▼
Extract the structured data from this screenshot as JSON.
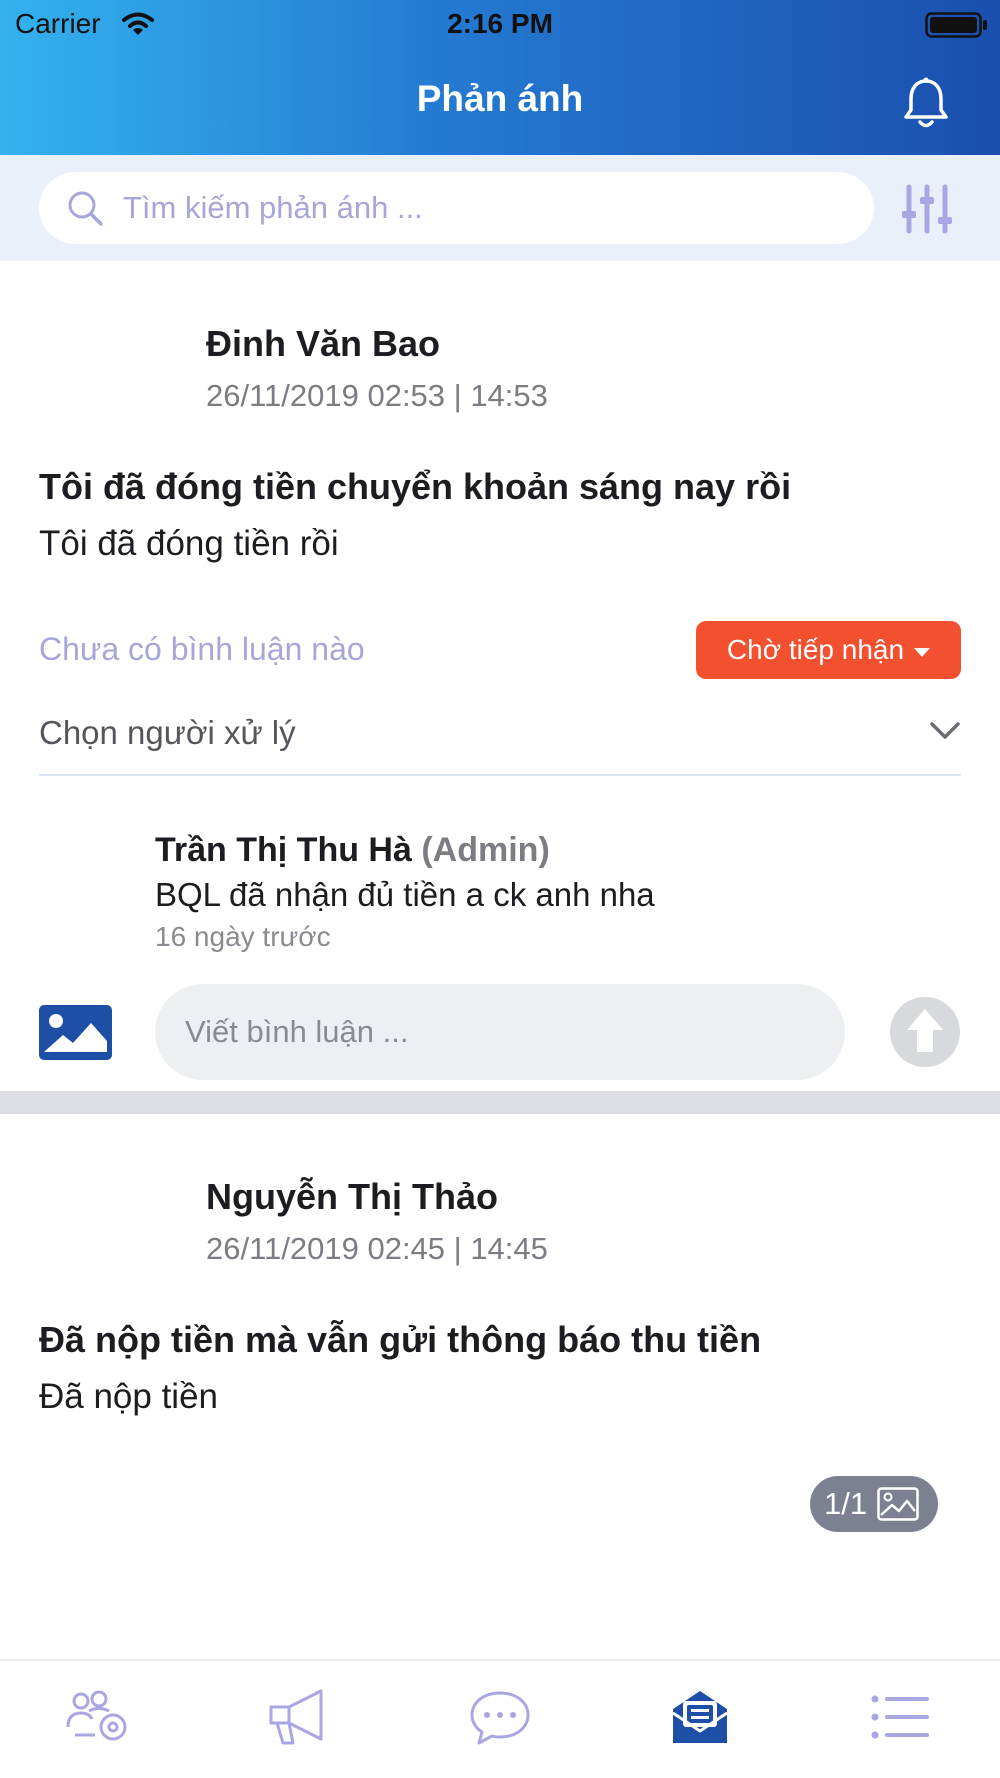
{
  "status_bar": {
    "carrier": "Carrier",
    "time": "2:16 PM"
  },
  "header": {
    "title": "Phản ánh"
  },
  "search": {
    "placeholder": "Tìm kiếm phản ánh ..."
  },
  "feedbacks": [
    {
      "author": "Đinh Văn Bao",
      "datetime": "26/11/2019 02:53 | 14:53",
      "title": "Tôi đã đóng tiền chuyển khoản sáng nay rồi",
      "body": "Tôi đã đóng tiền rồi",
      "no_comment": "Chưa có bình luận nào",
      "status": "Chờ tiếp nhận",
      "assignee_placeholder": "Chọn người xử lý",
      "comment": {
        "author": "Trần Thị Thu Hà",
        "role": "(Admin)",
        "text": "BQL đã nhận đủ tiền a ck anh nha",
        "time": "16 ngày trước"
      },
      "comment_placeholder": "Viết bình luận ..."
    },
    {
      "author": "Nguyễn Thị Thảo",
      "datetime": "26/11/2019 02:45 | 14:45",
      "title": "Đã nộp tiền mà vẫn gửi thông báo thu tiền",
      "body": "Đã nộp tiền",
      "image_count": "1/1"
    }
  ],
  "tabbar": {
    "active_index": 3,
    "items": [
      {
        "icon": "community-settings-icon"
      },
      {
        "icon": "megaphone-icon"
      },
      {
        "icon": "chat-bubble-icon"
      },
      {
        "icon": "feedback-mail-icon"
      },
      {
        "icon": "list-icon"
      }
    ]
  },
  "colors": {
    "header_gradient_start": "#33b2ee",
    "header_gradient_end": "#1a4fae",
    "status_badge": "#f3502f",
    "tab_inactive": "#a9a6e4",
    "tab_active": "#1d4fa6",
    "placeholder": "#a7a6d8"
  }
}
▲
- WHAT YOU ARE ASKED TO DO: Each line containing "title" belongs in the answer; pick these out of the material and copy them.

- ANSWER SPACE:
    "title": "Phản ánh"
      "title": "Tôi đã đóng tiền chuyển khoản sáng nay rồi",
      "title": "Đã nộp tiền mà vẫn gửi thông báo thu tiền",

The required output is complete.